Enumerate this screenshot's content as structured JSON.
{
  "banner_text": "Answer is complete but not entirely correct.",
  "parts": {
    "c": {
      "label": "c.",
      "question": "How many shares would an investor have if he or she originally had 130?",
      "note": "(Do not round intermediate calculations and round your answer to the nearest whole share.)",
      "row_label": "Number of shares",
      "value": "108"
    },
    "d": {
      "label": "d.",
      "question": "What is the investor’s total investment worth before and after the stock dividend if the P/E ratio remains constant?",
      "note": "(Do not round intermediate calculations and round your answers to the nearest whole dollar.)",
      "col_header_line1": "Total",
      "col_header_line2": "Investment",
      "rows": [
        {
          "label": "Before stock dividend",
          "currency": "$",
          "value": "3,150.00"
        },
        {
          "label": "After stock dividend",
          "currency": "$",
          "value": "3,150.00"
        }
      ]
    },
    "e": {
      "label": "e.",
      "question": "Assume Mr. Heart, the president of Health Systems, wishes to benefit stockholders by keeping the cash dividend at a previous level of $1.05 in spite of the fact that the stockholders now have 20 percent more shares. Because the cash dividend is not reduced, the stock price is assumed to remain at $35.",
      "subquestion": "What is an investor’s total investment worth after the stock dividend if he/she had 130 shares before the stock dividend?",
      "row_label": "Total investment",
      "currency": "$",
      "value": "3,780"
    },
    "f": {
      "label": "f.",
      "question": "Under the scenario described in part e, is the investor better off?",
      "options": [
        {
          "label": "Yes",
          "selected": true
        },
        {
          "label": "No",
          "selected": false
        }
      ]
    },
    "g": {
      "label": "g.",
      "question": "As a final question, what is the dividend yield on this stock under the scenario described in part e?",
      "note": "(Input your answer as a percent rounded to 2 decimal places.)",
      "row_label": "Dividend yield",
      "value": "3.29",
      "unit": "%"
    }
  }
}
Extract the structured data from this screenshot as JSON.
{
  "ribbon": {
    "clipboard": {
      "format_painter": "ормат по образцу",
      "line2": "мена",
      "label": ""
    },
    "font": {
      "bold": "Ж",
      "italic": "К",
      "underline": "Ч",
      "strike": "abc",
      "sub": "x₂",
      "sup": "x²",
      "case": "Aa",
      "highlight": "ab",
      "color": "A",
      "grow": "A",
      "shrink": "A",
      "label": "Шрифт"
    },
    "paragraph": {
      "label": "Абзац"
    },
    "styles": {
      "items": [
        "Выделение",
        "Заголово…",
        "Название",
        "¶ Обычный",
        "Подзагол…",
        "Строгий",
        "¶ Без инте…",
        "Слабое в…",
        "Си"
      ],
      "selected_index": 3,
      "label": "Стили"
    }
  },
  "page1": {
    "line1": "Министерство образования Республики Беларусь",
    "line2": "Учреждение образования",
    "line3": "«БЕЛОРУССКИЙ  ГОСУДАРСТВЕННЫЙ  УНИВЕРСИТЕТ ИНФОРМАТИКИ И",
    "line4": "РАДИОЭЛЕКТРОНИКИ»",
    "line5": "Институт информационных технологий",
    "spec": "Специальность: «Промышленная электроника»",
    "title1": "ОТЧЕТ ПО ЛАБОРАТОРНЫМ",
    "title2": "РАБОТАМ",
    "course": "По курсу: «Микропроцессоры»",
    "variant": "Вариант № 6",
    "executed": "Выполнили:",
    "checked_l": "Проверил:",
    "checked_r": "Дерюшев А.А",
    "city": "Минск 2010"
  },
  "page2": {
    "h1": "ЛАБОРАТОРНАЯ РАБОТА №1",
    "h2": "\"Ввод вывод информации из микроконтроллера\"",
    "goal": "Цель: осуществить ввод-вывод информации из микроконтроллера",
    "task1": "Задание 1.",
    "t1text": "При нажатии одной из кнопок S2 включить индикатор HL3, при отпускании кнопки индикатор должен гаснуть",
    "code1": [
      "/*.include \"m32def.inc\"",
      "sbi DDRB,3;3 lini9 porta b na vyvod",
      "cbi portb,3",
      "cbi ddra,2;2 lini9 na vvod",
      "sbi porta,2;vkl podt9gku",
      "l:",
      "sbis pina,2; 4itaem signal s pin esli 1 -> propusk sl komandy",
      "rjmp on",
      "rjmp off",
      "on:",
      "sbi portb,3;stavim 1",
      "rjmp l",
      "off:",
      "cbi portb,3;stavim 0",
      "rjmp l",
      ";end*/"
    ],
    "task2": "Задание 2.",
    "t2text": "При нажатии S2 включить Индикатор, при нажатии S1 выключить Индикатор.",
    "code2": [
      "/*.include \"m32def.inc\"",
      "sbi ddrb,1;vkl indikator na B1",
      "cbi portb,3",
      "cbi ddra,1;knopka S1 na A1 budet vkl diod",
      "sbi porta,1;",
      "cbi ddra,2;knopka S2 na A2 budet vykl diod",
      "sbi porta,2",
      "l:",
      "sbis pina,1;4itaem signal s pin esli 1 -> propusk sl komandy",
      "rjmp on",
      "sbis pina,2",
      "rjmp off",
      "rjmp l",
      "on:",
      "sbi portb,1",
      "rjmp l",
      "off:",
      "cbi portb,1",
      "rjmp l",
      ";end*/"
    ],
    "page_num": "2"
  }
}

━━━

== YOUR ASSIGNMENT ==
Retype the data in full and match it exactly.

== ANSWER TO THIS TASK ==
Enumerate this screenshot's content as structured JSON.
{
  "banner_text": "Answer is complete but not entirely correct.",
  "parts": {
    "c": {
      "label": "c.",
      "question": "How many shares would an investor have if he or she originally had 130?",
      "note": "(Do not round intermediate calculations and round your answer to the nearest whole share.)",
      "row_label": "Number of shares",
      "value": "108"
    },
    "d": {
      "label": "d.",
      "question": "What is the investor’s total investment worth before and after the stock dividend if the P/E ratio remains constant?",
      "note": "(Do not round intermediate calculations and round your answers to the nearest whole dollar.)",
      "col_header_line1": "Total",
      "col_header_line2": "Investment",
      "rows": [
        {
          "label": "Before stock dividend",
          "currency": "$",
          "value": "3,150.00"
        },
        {
          "label": "After stock dividend",
          "currency": "$",
          "value": "3,150.00"
        }
      ]
    },
    "e": {
      "label": "e.",
      "question": "Assume Mr. Heart, the president of Health Systems, wishes to benefit stockholders by keeping the cash dividend at a previous level of $1.05 in spite of the fact that the stockholders now have 20 percent more shares. Because the cash dividend is not reduced, the stock price is assumed to remain at $35.",
      "subquestion": "What is an investor’s total investment worth after the stock dividend if he/she had 130 shares before the stock dividend?",
      "row_label": "Total investment",
      "currency": "$",
      "value": "3,780"
    },
    "f": {
      "label": "f.",
      "question": "Under the scenario described in part e, is the investor better off?",
      "options": [
        {
          "label": "Yes",
          "selected": true
        },
        {
          "label": "No",
          "selected": false
        }
      ]
    },
    "g": {
      "label": "g.",
      "question": "As a final question, what is the dividend yield on this stock under the scenario described in part e?",
      "note": "(Input your answer as a percent rounded to 2 decimal places.)",
      "row_label": "Dividend yield",
      "value": "3.29",
      "unit": "%"
    }
  }
}
Extract the structured data from this screenshot as JSON.
{
  "ribbon": {
    "clipboard": {
      "format_painter": "ормат по образцу",
      "line2": "мена",
      "label": ""
    },
    "font": {
      "bold": "Ж",
      "italic": "К",
      "underline": "Ч",
      "strike": "abc",
      "sub": "x₂",
      "sup": "x²",
      "case": "Aa",
      "highlight": "ab",
      "color": "A",
      "grow": "A",
      "shrink": "A",
      "label": "Шрифт"
    },
    "paragraph": {
      "label": "Абзац"
    },
    "styles": {
      "items": [
        "Выделение",
        "Заголово…",
        "Название",
        "¶ Обычный",
        "Подзагол…",
        "Строгий",
        "¶ Без инте…",
        "Слабое в…",
        "Си"
      ],
      "selected_index": 3,
      "label": "Стили"
    }
  },
  "page1": {
    "line1": "Министерство образования Республики Беларусь",
    "line2": "Учреждение образования",
    "line3": "«БЕЛОРУССКИЙ  ГОСУДАРСТВЕННЫЙ  УНИВЕРСИТЕТ ИНФОРМАТИКИ И",
    "line4": "РАДИОЭЛЕКТРОНИКИ»",
    "line5": "Институт информационных технологий",
    "spec": "Специальность: «Промышленная электроника»",
    "title1": "ОТЧЕТ ПО ЛАБОРАТОРНЫМ",
    "title2": "РАБОТАМ",
    "course": "По курсу: «Микропроцессоры»",
    "variant": "Вариант № 6",
    "executed": "Выполнили:",
    "checked_l": "Проверил:",
    "checked_r": "Дерюшев А.А",
    "city": "Минск 2010"
  },
  "page2": {
    "h1": "ЛАБОРАТОРНАЯ РАБОТА №1",
    "h2": "\"Ввод вывод информации из микроконтроллера\"",
    "goal": "Цель: осуществить ввод-вывод информации из микроконтроллера",
    "task1": "Задание 1.",
    "t1text": "При нажатии одной из кнопок S2 включить индикатор HL3, при отпускании кнопки индикатор должен гаснуть",
    "code1": [
      "/*.include \"m32def.inc\"",
      "sbi DDRB,3;3 lini9 porta b na vyvod",
      "cbi portb,3",
      "cbi ddra,2;2 lini9 na vvod",
      "sbi porta,2;vkl podt9gku",
      "l:",
      "sbis pina,2; 4itaem signal s pin esli 1 -> propusk sl komandy",
      "rjmp on",
      "rjmp off",
      "on:",
      "sbi portb,3;stavim 1",
      "rjmp l",
      "off:",
      "cbi portb,3;stavim 0",
      "rjmp l",
      ";end*/"
    ],
    "task2": "Задание 2.",
    "t2text": "При нажатии S2 включить Индикатор, при нажатии S1 выключить Индикатор.",
    "code2": [
      "/*.include \"m32def.inc\"",
      "sbi ddrb,1;vkl indikator na B1",
      "cbi portb,3",
      "cbi ddra,1;knopka S1 na A1 budet vkl diod",
      "sbi porta,1;",
      "cbi ddra,2;knopka S2 na A2 budet vykl diod",
      "sbi porta,2",
      "l:",
      "sbis pina,1;4itaem signal s pin esli 1 -> propusk sl komandy",
      "rjmp on",
      "sbis pina,2",
      "rjmp off",
      "rjmp l",
      "on:",
      "sbi portb,1",
      "rjmp l",
      "off:",
      "cbi portb,1",
      "rjmp l",
      ";end*/"
    ],
    "page_num": "2"
  }
}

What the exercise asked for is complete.